Here is a great unfolding of the richness of the mystery of our faith, a proclamation of the redemptive power of suffering, a vision that is beyond the sight of so many today even though the dilemmas of human suffering are faced constantly by everyone and often dramatically debated in our society.
This is the mystery which we celebrate in our Mass this evening.
For me it is a great priestly privilege to celebrate Mass so often in this cathedral. I have learned, in more recent months, as time hastens by, to treasure every celebration. I often make my own, at the end of Mass, a Maronite prayer, so that as I kiss the altar I pray that I may be given the blessing of returning to it again to renew in this place the mystery of our salvation.
On that day, Pope Benedict concluded by saying that in looking at this crucifix we 'contemplate our participation in his eternal priesthood and thus our responsibility to bring the reconciling power of his sacrifice to the world in which we live.'
Surely here he put his finger on a crucial aspect of our mission. Today so many speak about the need to build a more coherent society, one in which we share benefits and burdens, working to overcome recent divisions of opinion, uniting in a new project.
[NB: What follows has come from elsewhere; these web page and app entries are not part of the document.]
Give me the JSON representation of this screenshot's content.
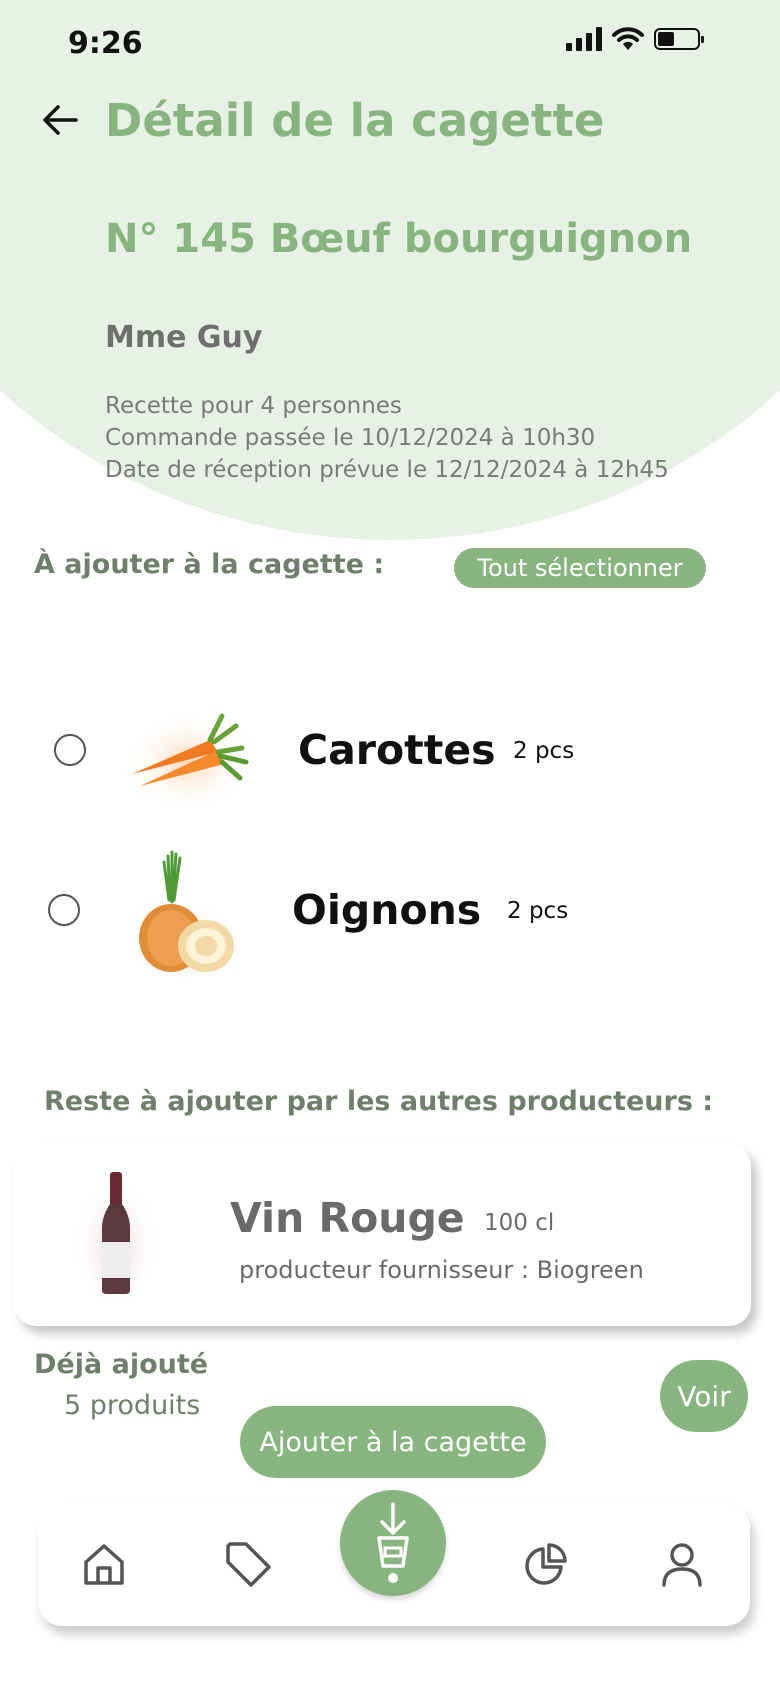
{
  "status_bar": {
    "time": "9:26"
  },
  "header": {
    "title": "Détail de la cagette",
    "recipe": "N° 145 Bœuf bourguignon",
    "client": "Mme Guy",
    "info": [
      "Recette pour 4 personnes",
      "Commande passée le 10/12/2024 à 10h30",
      "Date de réception prévue le 12/12/2024 à 12h45"
    ]
  },
  "to_add": {
    "title": "À ajouter à la cagette :",
    "select_all_label": "Tout sélectionner",
    "items": [
      {
        "name": "Carottes",
        "qty": "2 pcs",
        "icon": "carrot-image",
        "checked": false
      },
      {
        "name": "Oignons",
        "qty": "2 pcs",
        "icon": "onion-image",
        "checked": false
      }
    ]
  },
  "others": {
    "title": "Reste à ajouter par les autres producteurs :",
    "item": {
      "name": "Vin Rouge",
      "qty": "100 cl",
      "supplier": "producteur fournisseur : Biogreen",
      "icon": "wine-bottle-image"
    }
  },
  "already_added": {
    "label": "Déjà ajouté",
    "count": "5 produits",
    "view_label": "Voir"
  },
  "add_button_label": "Ajouter à la cagette",
  "bottom_nav": {
    "items": [
      "home-icon",
      "tag-icon",
      "crate-download-icon",
      "pie-chart-icon",
      "user-icon"
    ],
    "active": "crate-download-icon"
  },
  "colors": {
    "accent": "#88b57f",
    "hero_background": "#e8f1e6",
    "section_text": "#6f7f6c",
    "muted_text": "#7a7a7a"
  }
}
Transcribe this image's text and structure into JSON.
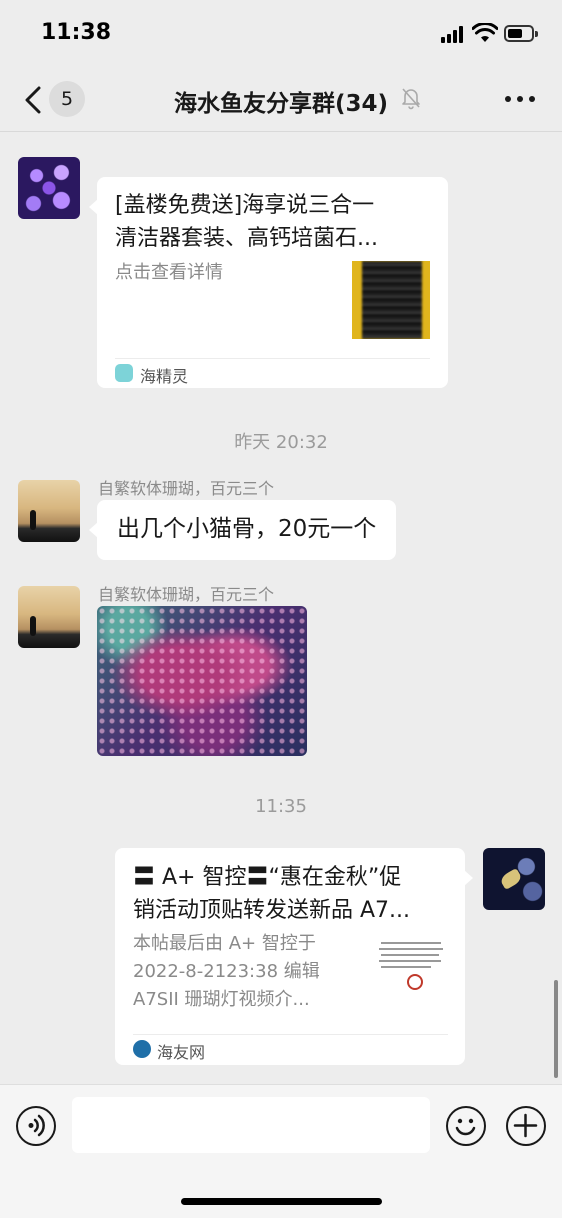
{
  "status_bar": {
    "time": "11:38"
  },
  "nav": {
    "unread_count": "5",
    "title": "海水鱼友分享群(34)"
  },
  "messages": {
    "card1": {
      "title": "[盖楼免费送]海享说三合一清洁器套装、高钙培菌石...",
      "title_line1": "[盖楼免费送]海享说三合一",
      "title_line2": "清洁器套装、高钙培菌石...",
      "desc": "点击查看详情",
      "source": "海精灵"
    },
    "time_1": "昨天 20:32",
    "text_msg": {
      "sender": "自繁软体珊瑚，百元三个",
      "text": "出几个小猫骨，20元一个"
    },
    "image_msg": {
      "sender": "自繁软体珊瑚，百元三个"
    },
    "time_2": "11:35",
    "card2": {
      "title_line1": "〓 A+ 智控〓“惠在金秋”促",
      "title_line2": "销活动顶贴转发送新品 A7...",
      "desc_line1": "本帖最后由 A+ 智控于",
      "desc_line2": "2022-8-2123:38 编辑",
      "desc_line3": "A7SII 珊瑚灯视频介...",
      "source": "海友网"
    }
  },
  "icons": {
    "back": "chevron-left-icon",
    "mute": "bell-off-icon",
    "more": "more-dots-icon",
    "voice": "voice-icon",
    "emoji": "emoji-icon",
    "add": "plus-icon"
  },
  "colors": {
    "background": "#ededed",
    "bubble": "#ffffff",
    "secondary_text": "#8a8a8a"
  }
}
Our mission is to speak again and again that such unity of purpose has only one ultimate source: our unity in God our creator. And there is only one ultimate power of reconciliation: the person of Jesus Christ, whose Gospel is not a constriction of human freedom, but truly 'liberates our minds and enlightens our efforts to live wisely and well, both as individuals and as members of society.'
Thank you, Benedict, our Pope Emeritus!
There is one other day that I would like to recall, even if very briefly. It is, of course, the 24 January 1992. Many of you were present for my episcopal ordination. I have never forgotten it, nor the words of advice given by Cardinal Hume.
As was his wont, he lifted our hearts to the saints, reminding us that ‘great men and women are generally more inspiring than great thoughts’. Tomorrow is the Feast of St Francis of Sales and he received honourable mention. Speaking of that saintly pastoral bishop, the Cardinal said this:
‘He was a true shepherd, seeking out the stray, endlessly patient and understanding. He was gentle but firm, a combination which helps us to sustain and guide the faithful. It is never easy to keep these two qualities in harmonious balance. If one is to be favoured at the expense of the other let it be gentleness, a gentleness born of strength. The key to all ministry is to love the people as Christ loved them and to be ready, as he did, to lay down our lives for them.’
This memory shapes my every day. I hope it continues to do so, well into the future, for me and for the daily ministry of us all. Let us always favour gentleness, a gentleness born of strength, for then the mercy of God, which flows in abundance from the side of our crucified Saviour, will never be out of reach, and no-one, we pray, will give up final hope in that greatest of gifts, the forgiveness of our sins.
As priest and pastor, then, I thank you again for your presence here this evening and please do, always, keep me in your prayers.